## Stored dataset items

====

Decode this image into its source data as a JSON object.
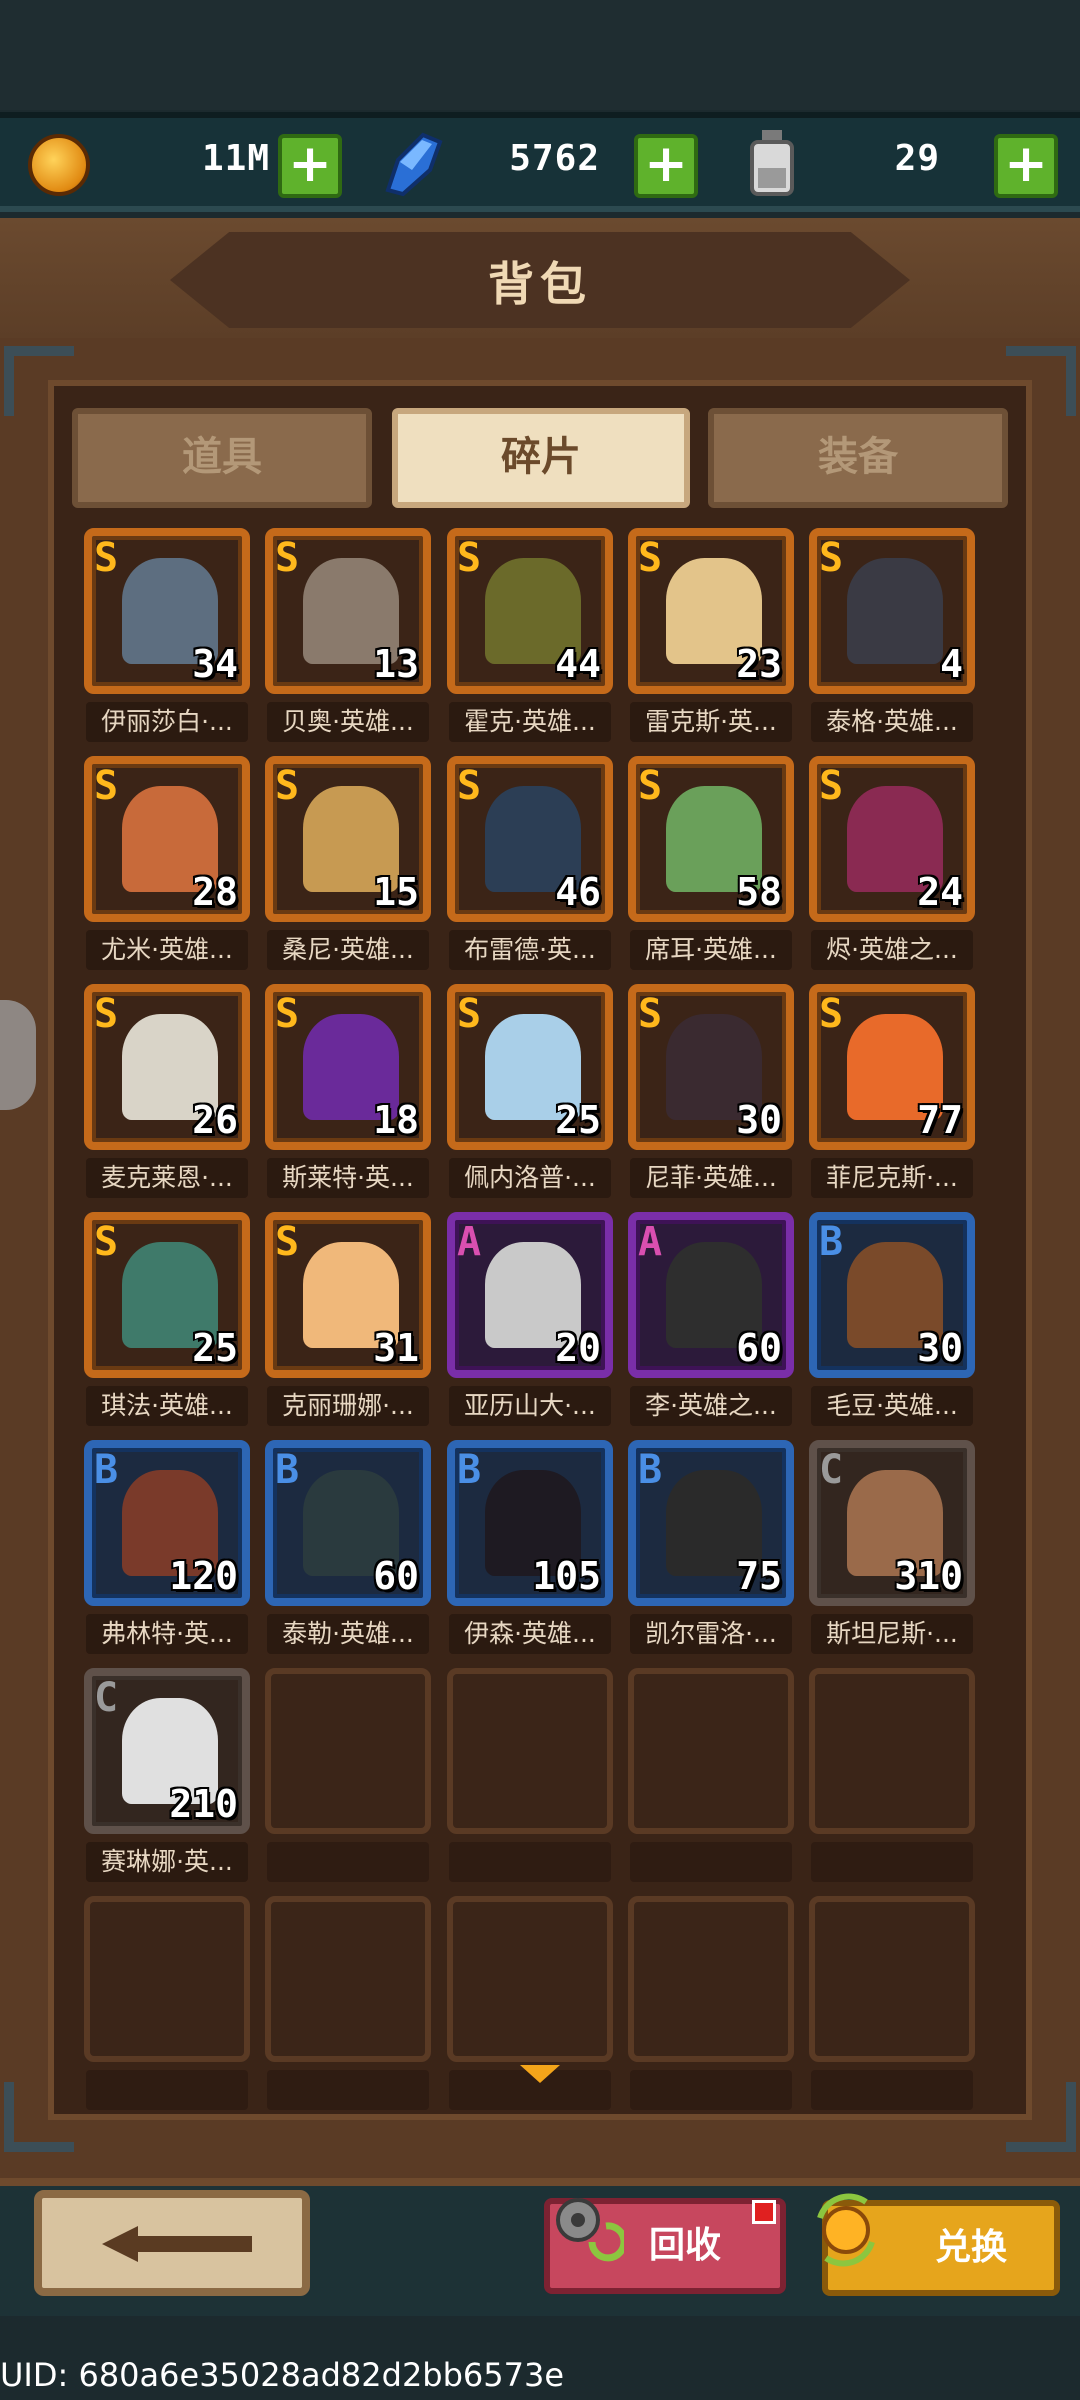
{
  "resources": {
    "gold": {
      "icon": "gold-coin-icon",
      "value": "11M"
    },
    "gems": {
      "icon": "blue-gem-icon",
      "value": "5762"
    },
    "potion": {
      "icon": "potion-bottle-icon",
      "value": "29"
    },
    "plus_symbol": "+"
  },
  "title": "背包",
  "tabs": [
    {
      "label": "道具",
      "active": false
    },
    {
      "label": "碎片",
      "active": true
    },
    {
      "label": "装备",
      "active": false
    }
  ],
  "rarity_colors": {
    "S": "#c56a1a",
    "A": "#7a2ea8",
    "B": "#2d66b5",
    "C": "#5f514a"
  },
  "items": [
    {
      "grade": "S",
      "count": "34",
      "name": "伊丽莎白·...",
      "color": "#5d6e80"
    },
    {
      "grade": "S",
      "count": "13",
      "name": "贝奥·英雄...",
      "color": "#8a7a6c"
    },
    {
      "grade": "S",
      "count": "44",
      "name": "霍克·英雄...",
      "color": "#6b6a2a"
    },
    {
      "grade": "S",
      "count": "23",
      "name": "雷克斯·英...",
      "color": "#e3c48a"
    },
    {
      "grade": "S",
      "count": "4",
      "name": "泰格·英雄...",
      "color": "#3a3a44"
    },
    {
      "grade": "S",
      "count": "28",
      "name": "尤米·英雄...",
      "color": "#c86a3a"
    },
    {
      "grade": "S",
      "count": "15",
      "name": "桑尼·英雄...",
      "color": "#c79a52"
    },
    {
      "grade": "S",
      "count": "46",
      "name": "布雷德·英...",
      "color": "#2c3e55"
    },
    {
      "grade": "S",
      "count": "58",
      "name": "席耳·英雄...",
      "color": "#6aa05a"
    },
    {
      "grade": "S",
      "count": "24",
      "name": "烬·英雄之...",
      "color": "#8a2a52"
    },
    {
      "grade": "S",
      "count": "26",
      "name": "麦克莱恩·...",
      "color": "#d9d4c8"
    },
    {
      "grade": "S",
      "count": "18",
      "name": "斯莱特·英...",
      "color": "#6a2a9a"
    },
    {
      "grade": "S",
      "count": "25",
      "name": "佩内洛普·...",
      "color": "#a9cfe8"
    },
    {
      "grade": "S",
      "count": "30",
      "name": "尼菲·英雄...",
      "color": "#3a2a30"
    },
    {
      "grade": "S",
      "count": "77",
      "name": "菲尼克斯·...",
      "color": "#e86a2a"
    },
    {
      "grade": "S",
      "count": "25",
      "name": "琪法·英雄...",
      "color": "#3f7a6a"
    },
    {
      "grade": "S",
      "count": "31",
      "name": "克丽珊娜·...",
      "color": "#f0b87a"
    },
    {
      "grade": "A",
      "count": "20",
      "name": "亚历山大·...",
      "color": "#c9c9c9"
    },
    {
      "grade": "A",
      "count": "60",
      "name": "李·英雄之...",
      "color": "#2e2e2e"
    },
    {
      "grade": "B",
      "count": "30",
      "name": "毛豆·英雄...",
      "color": "#7a4a2a"
    },
    {
      "grade": "B",
      "count": "120",
      "name": "弗林特·英...",
      "color": "#7a3a2a"
    },
    {
      "grade": "B",
      "count": "60",
      "name": "泰勒·英雄...",
      "color": "#2a3a3e"
    },
    {
      "grade": "B",
      "count": "105",
      "name": "伊森·英雄...",
      "color": "#1e1a22"
    },
    {
      "grade": "B",
      "count": "75",
      "name": "凯尔雷洛·...",
      "color": "#2a2a2a"
    },
    {
      "grade": "C",
      "count": "310",
      "name": "斯坦尼斯·...",
      "color": "#9a6a4a"
    },
    {
      "grade": "C",
      "count": "210",
      "name": "赛琳娜·英...",
      "color": "#e0e0e0"
    }
  ],
  "empty_slots": 9,
  "buttons": {
    "back_icon": "left-arrow-icon",
    "recycle_label": "回收",
    "recycle_icon": "gear-recycle-icon",
    "exchange_label": "兑换",
    "exchange_icon": "coin-exchange-icon"
  },
  "uid": "UID: 680a6e35028ad82d2bb6573e"
}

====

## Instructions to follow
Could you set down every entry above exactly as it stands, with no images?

## Task result
Decode this image into its source data as a JSON object.
{
  "resources": {
    "gold": {
      "icon": "gold-coin-icon",
      "value": "11M"
    },
    "gems": {
      "icon": "blue-gem-icon",
      "value": "5762"
    },
    "potion": {
      "icon": "potion-bottle-icon",
      "value": "29"
    },
    "plus_symbol": "+"
  },
  "title": "背包",
  "tabs": [
    {
      "label": "道具",
      "active": false
    },
    {
      "label": "碎片",
      "active": true
    },
    {
      "label": "装备",
      "active": false
    }
  ],
  "rarity_colors": {
    "S": "#c56a1a",
    "A": "#7a2ea8",
    "B": "#2d66b5",
    "C": "#5f514a"
  },
  "items": [
    {
      "grade": "S",
      "count": "34",
      "name": "伊丽莎白·...",
      "color": "#5d6e80"
    },
    {
      "grade": "S",
      "count": "13",
      "name": "贝奥·英雄...",
      "color": "#8a7a6c"
    },
    {
      "grade": "S",
      "count": "44",
      "name": "霍克·英雄...",
      "color": "#6b6a2a"
    },
    {
      "grade": "S",
      "count": "23",
      "name": "雷克斯·英...",
      "color": "#e3c48a"
    },
    {
      "grade": "S",
      "count": "4",
      "name": "泰格·英雄...",
      "color": "#3a3a44"
    },
    {
      "grade": "S",
      "count": "28",
      "name": "尤米·英雄...",
      "color": "#c86a3a"
    },
    {
      "grade": "S",
      "count": "15",
      "name": "桑尼·英雄...",
      "color": "#c79a52"
    },
    {
      "grade": "S",
      "count": "46",
      "name": "布雷德·英...",
      "color": "#2c3e55"
    },
    {
      "grade": "S",
      "count": "58",
      "name": "席耳·英雄...",
      "color": "#6aa05a"
    },
    {
      "grade": "S",
      "count": "24",
      "name": "烬·英雄之...",
      "color": "#8a2a52"
    },
    {
      "grade": "S",
      "count": "26",
      "name": "麦克莱恩·...",
      "color": "#d9d4c8"
    },
    {
      "grade": "S",
      "count": "18",
      "name": "斯莱特·英...",
      "color": "#6a2a9a"
    },
    {
      "grade": "S",
      "count": "25",
      "name": "佩内洛普·...",
      "color": "#a9cfe8"
    },
    {
      "grade": "S",
      "count": "30",
      "name": "尼菲·英雄...",
      "color": "#3a2a30"
    },
    {
      "grade": "S",
      "count": "77",
      "name": "菲尼克斯·...",
      "color": "#e86a2a"
    },
    {
      "grade": "S",
      "count": "25",
      "name": "琪法·英雄...",
      "color": "#3f7a6a"
    },
    {
      "grade": "S",
      "count": "31",
      "name": "克丽珊娜·...",
      "color": "#f0b87a"
    },
    {
      "grade": "A",
      "count": "20",
      "name": "亚历山大·...",
      "color": "#c9c9c9"
    },
    {
      "grade": "A",
      "count": "60",
      "name": "李·英雄之...",
      "color": "#2e2e2e"
    },
    {
      "grade": "B",
      "count": "30",
      "name": "毛豆·英雄...",
      "color": "#7a4a2a"
    },
    {
      "grade": "B",
      "count": "120",
      "name": "弗林特·英...",
      "color": "#7a3a2a"
    },
    {
      "grade": "B",
      "count": "60",
      "name": "泰勒·英雄...",
      "color": "#2a3a3e"
    },
    {
      "grade": "B",
      "count": "105",
      "name": "伊森·英雄...",
      "color": "#1e1a22"
    },
    {
      "grade": "B",
      "count": "75",
      "name": "凯尔雷洛·...",
      "color": "#2a2a2a"
    },
    {
      "grade": "C",
      "count": "310",
      "name": "斯坦尼斯·...",
      "color": "#9a6a4a"
    },
    {
      "grade": "C",
      "count": "210",
      "name": "赛琳娜·英...",
      "color": "#e0e0e0"
    }
  ],
  "empty_slots": 9,
  "buttons": {
    "back_icon": "left-arrow-icon",
    "recycle_label": "回收",
    "recycle_icon": "gear-recycle-icon",
    "exchange_label": "兑换",
    "exchange_icon": "coin-exchange-icon"
  },
  "uid": "UID: 680a6e35028ad82d2bb6573e"
}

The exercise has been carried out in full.